• _Required action_:
Count the lines below that include "this". Only the number should be given.

○ ○ ○ ○

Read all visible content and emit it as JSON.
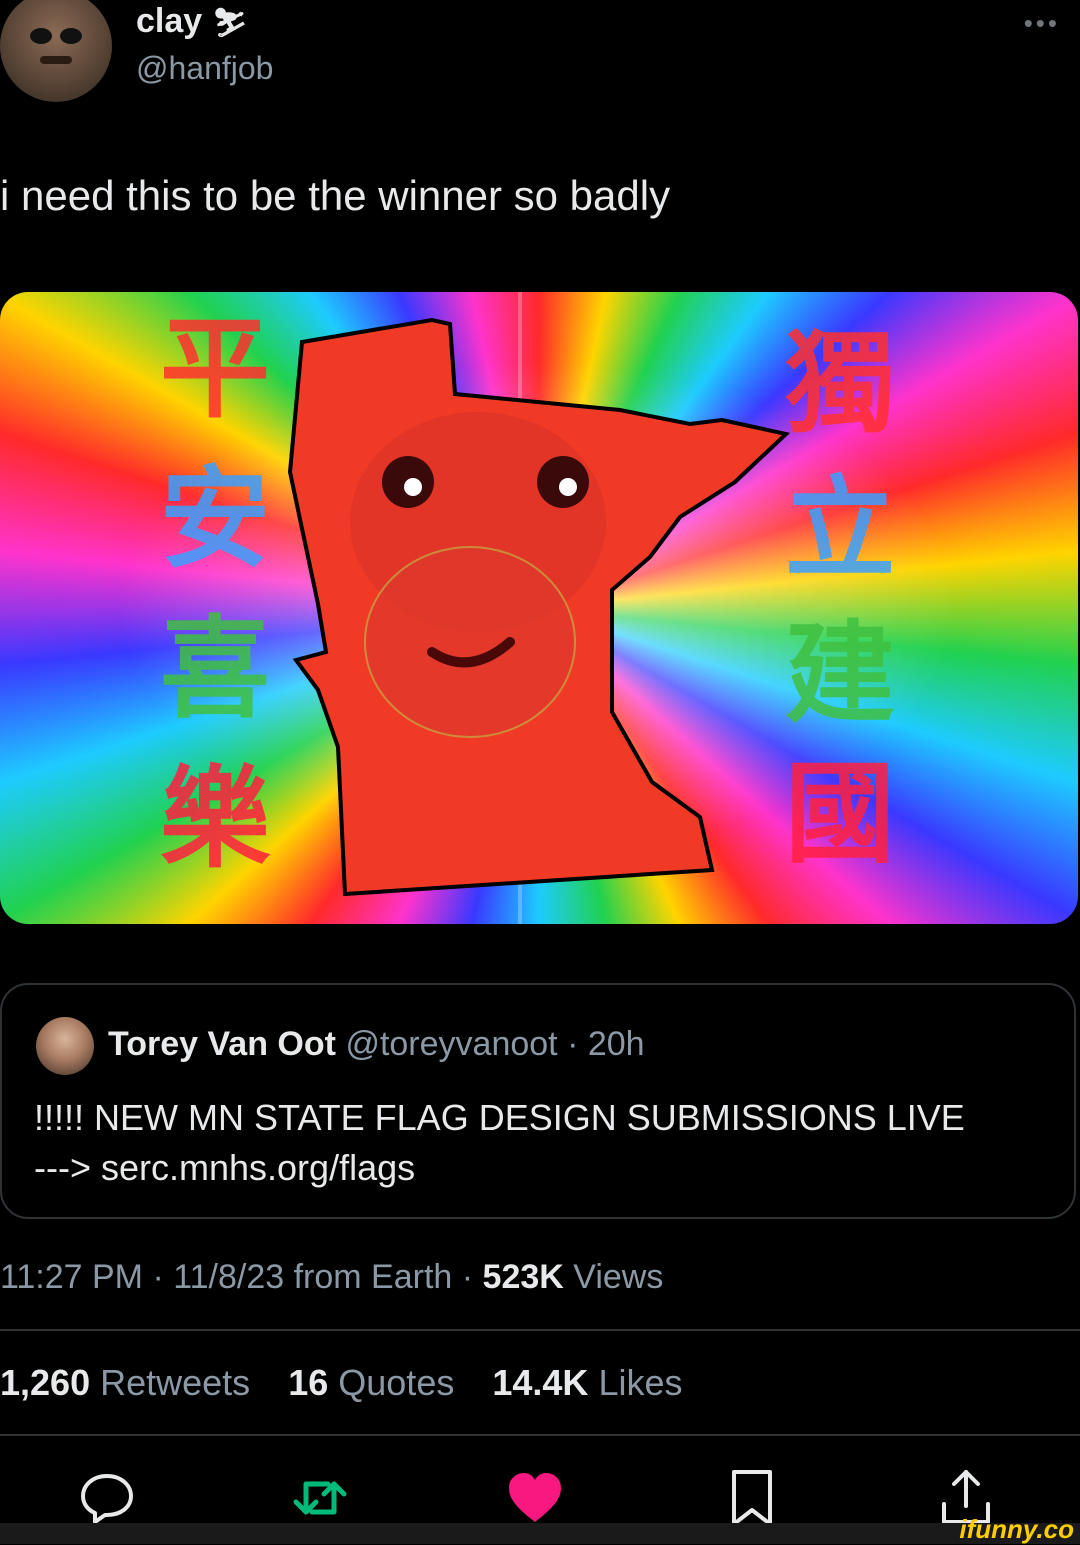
{
  "author": {
    "name": "clay",
    "emoji": "⛷",
    "handle": "@hanfjob"
  },
  "more_label": "•••",
  "tweet": {
    "text": "i need this to be the winner so badly"
  },
  "media": {
    "left_characters": [
      "平",
      "安",
      "喜",
      "樂"
    ],
    "right_characters": [
      "獨",
      "立",
      "建",
      "國"
    ],
    "shape_color": "#f03a26"
  },
  "quote": {
    "name": "Torey Van Oot",
    "handle": "@toreyvanoot",
    "separator": " · ",
    "time": "20h",
    "text_line1": "!!!!! NEW MN STATE FLAG DESIGN SUBMISSIONS LIVE",
    "text_line2": "---> serc.mnhs.org/flags"
  },
  "meta": {
    "time": "11:27 PM",
    "date": "11/8/23",
    "source": "from Earth",
    "views_count": "523K",
    "views_label": "Views"
  },
  "stats": [
    {
      "count": "1,260",
      "label": "Retweets"
    },
    {
      "count": "16",
      "label": "Quotes"
    },
    {
      "count": "14.4K",
      "label": "Likes"
    }
  ],
  "colors": {
    "like": "#f91880",
    "retweet": "#00ba7c",
    "muted": "#8b98a5"
  },
  "watermark": "ifunny.co"
}
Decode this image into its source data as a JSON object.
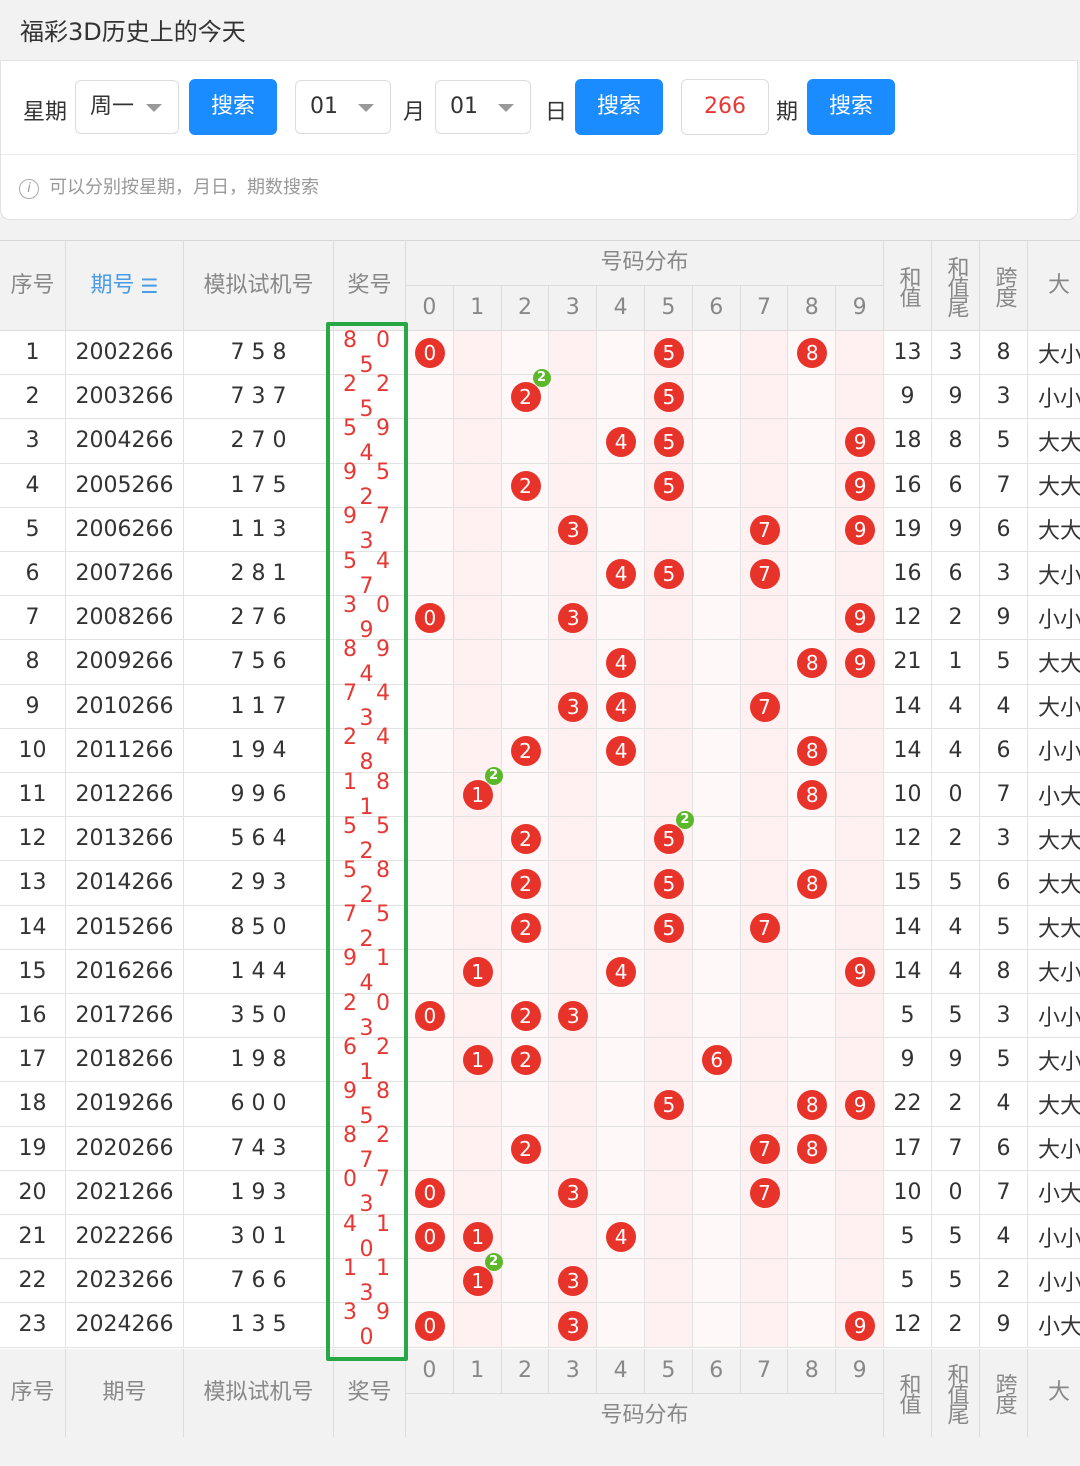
{
  "title": "福彩3D历史上的今天",
  "search": {
    "weekday_label": "星期",
    "weekday_value": "周一",
    "weekday_button": "搜索",
    "month_value": "01",
    "month_label": "月",
    "day_value": "01",
    "day_label": "日",
    "date_button": "搜索",
    "issue_value": "266",
    "issue_label": "期",
    "issue_button": "搜索",
    "hint": "可以分别按星期，月日，期数搜索"
  },
  "table": {
    "headers": {
      "index": "序号",
      "issue": "期号",
      "test_number": "模拟试机号",
      "prize": "奖号",
      "distribution": "号码分布",
      "digits": [
        "0",
        "1",
        "2",
        "3",
        "4",
        "5",
        "6",
        "7",
        "8",
        "9"
      ],
      "sum": "和值",
      "sum_tail": "和值尾",
      "span": "跨度",
      "big_small": "大"
    },
    "rows": [
      {
        "idx": "1",
        "issue": "2002266",
        "test": "7 5 8",
        "win": "8 0 5",
        "sum": "13",
        "tail": "3",
        "span": "8",
        "bs": "大小",
        "balls": [
          0,
          5,
          8
        ],
        "rep": null
      },
      {
        "idx": "2",
        "issue": "2003266",
        "test": "7 3 7",
        "win": "2 2 5",
        "sum": "9",
        "tail": "9",
        "span": "3",
        "bs": "小小",
        "balls": [
          2,
          5
        ],
        "rep": 2
      },
      {
        "idx": "3",
        "issue": "2004266",
        "test": "2 7 0",
        "win": "5 9 4",
        "sum": "18",
        "tail": "8",
        "span": "5",
        "bs": "大大",
        "balls": [
          4,
          5,
          9
        ],
        "rep": null
      },
      {
        "idx": "4",
        "issue": "2005266",
        "test": "1 7 5",
        "win": "9 5 2",
        "sum": "16",
        "tail": "6",
        "span": "7",
        "bs": "大大",
        "balls": [
          2,
          5,
          9
        ],
        "rep": null
      },
      {
        "idx": "5",
        "issue": "2006266",
        "test": "1 1 3",
        "win": "9 7 3",
        "sum": "19",
        "tail": "9",
        "span": "6",
        "bs": "大大",
        "balls": [
          3,
          7,
          9
        ],
        "rep": null
      },
      {
        "idx": "6",
        "issue": "2007266",
        "test": "2 8 1",
        "win": "5 4 7",
        "sum": "16",
        "tail": "6",
        "span": "3",
        "bs": "大小",
        "balls": [
          4,
          5,
          7
        ],
        "rep": null
      },
      {
        "idx": "7",
        "issue": "2008266",
        "test": "2 7 6",
        "win": "3 0 9",
        "sum": "12",
        "tail": "2",
        "span": "9",
        "bs": "小小",
        "balls": [
          0,
          3,
          9
        ],
        "rep": null
      },
      {
        "idx": "8",
        "issue": "2009266",
        "test": "7 5 6",
        "win": "8 9 4",
        "sum": "21",
        "tail": "1",
        "span": "5",
        "bs": "大大",
        "balls": [
          4,
          8,
          9
        ],
        "rep": null
      },
      {
        "idx": "9",
        "issue": "2010266",
        "test": "1 1 7",
        "win": "7 4 3",
        "sum": "14",
        "tail": "4",
        "span": "4",
        "bs": "大小",
        "balls": [
          3,
          4,
          7
        ],
        "rep": null
      },
      {
        "idx": "10",
        "issue": "2011266",
        "test": "1 9 4",
        "win": "2 4 8",
        "sum": "14",
        "tail": "4",
        "span": "6",
        "bs": "小小",
        "balls": [
          2,
          4,
          8
        ],
        "rep": null
      },
      {
        "idx": "11",
        "issue": "2012266",
        "test": "9 9 6",
        "win": "1 8 1",
        "sum": "10",
        "tail": "0",
        "span": "7",
        "bs": "小大",
        "balls": [
          1,
          8
        ],
        "rep": 1
      },
      {
        "idx": "12",
        "issue": "2013266",
        "test": "5 6 4",
        "win": "5 5 2",
        "sum": "12",
        "tail": "2",
        "span": "3",
        "bs": "大大",
        "balls": [
          2,
          5
        ],
        "rep": 5
      },
      {
        "idx": "13",
        "issue": "2014266",
        "test": "2 9 3",
        "win": "5 8 2",
        "sum": "15",
        "tail": "5",
        "span": "6",
        "bs": "大大",
        "balls": [
          2,
          5,
          8
        ],
        "rep": null
      },
      {
        "idx": "14",
        "issue": "2015266",
        "test": "8 5 0",
        "win": "7 5 2",
        "sum": "14",
        "tail": "4",
        "span": "5",
        "bs": "大大",
        "balls": [
          2,
          5,
          7
        ],
        "rep": null
      },
      {
        "idx": "15",
        "issue": "2016266",
        "test": "1 4 4",
        "win": "9 1 4",
        "sum": "14",
        "tail": "4",
        "span": "8",
        "bs": "大小",
        "balls": [
          1,
          4,
          9
        ],
        "rep": null
      },
      {
        "idx": "16",
        "issue": "2017266",
        "test": "3 5 0",
        "win": "2 0 3",
        "sum": "5",
        "tail": "5",
        "span": "3",
        "bs": "小小",
        "balls": [
          0,
          2,
          3
        ],
        "rep": null
      },
      {
        "idx": "17",
        "issue": "2018266",
        "test": "1 9 8",
        "win": "6 2 1",
        "sum": "9",
        "tail": "9",
        "span": "5",
        "bs": "大小",
        "balls": [
          1,
          2,
          6
        ],
        "rep": null
      },
      {
        "idx": "18",
        "issue": "2019266",
        "test": "6 0 0",
        "win": "9 8 5",
        "sum": "22",
        "tail": "2",
        "span": "4",
        "bs": "大大",
        "balls": [
          5,
          8,
          9
        ],
        "rep": null
      },
      {
        "idx": "19",
        "issue": "2020266",
        "test": "7 4 3",
        "win": "8 2 7",
        "sum": "17",
        "tail": "7",
        "span": "6",
        "bs": "大小",
        "balls": [
          2,
          7,
          8
        ],
        "rep": null
      },
      {
        "idx": "20",
        "issue": "2021266",
        "test": "1 9 3",
        "win": "0 7 3",
        "sum": "10",
        "tail": "0",
        "span": "7",
        "bs": "小大",
        "balls": [
          0,
          3,
          7
        ],
        "rep": null
      },
      {
        "idx": "21",
        "issue": "2022266",
        "test": "3 0 1",
        "win": "4 1 0",
        "sum": "5",
        "tail": "5",
        "span": "4",
        "bs": "小小",
        "balls": [
          0,
          1,
          4
        ],
        "rep": null
      },
      {
        "idx": "22",
        "issue": "2023266",
        "test": "7 6 6",
        "win": "1 1 3",
        "sum": "5",
        "tail": "5",
        "span": "2",
        "bs": "小小",
        "balls": [
          1,
          3
        ],
        "rep": 1
      },
      {
        "idx": "23",
        "issue": "2024266",
        "test": "1 3 5",
        "win": "3 9 0",
        "sum": "12",
        "tail": "2",
        "span": "9",
        "bs": "小大",
        "balls": [
          0,
          3,
          9
        ],
        "rep": null
      }
    ]
  }
}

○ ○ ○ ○

• _Task result_:
2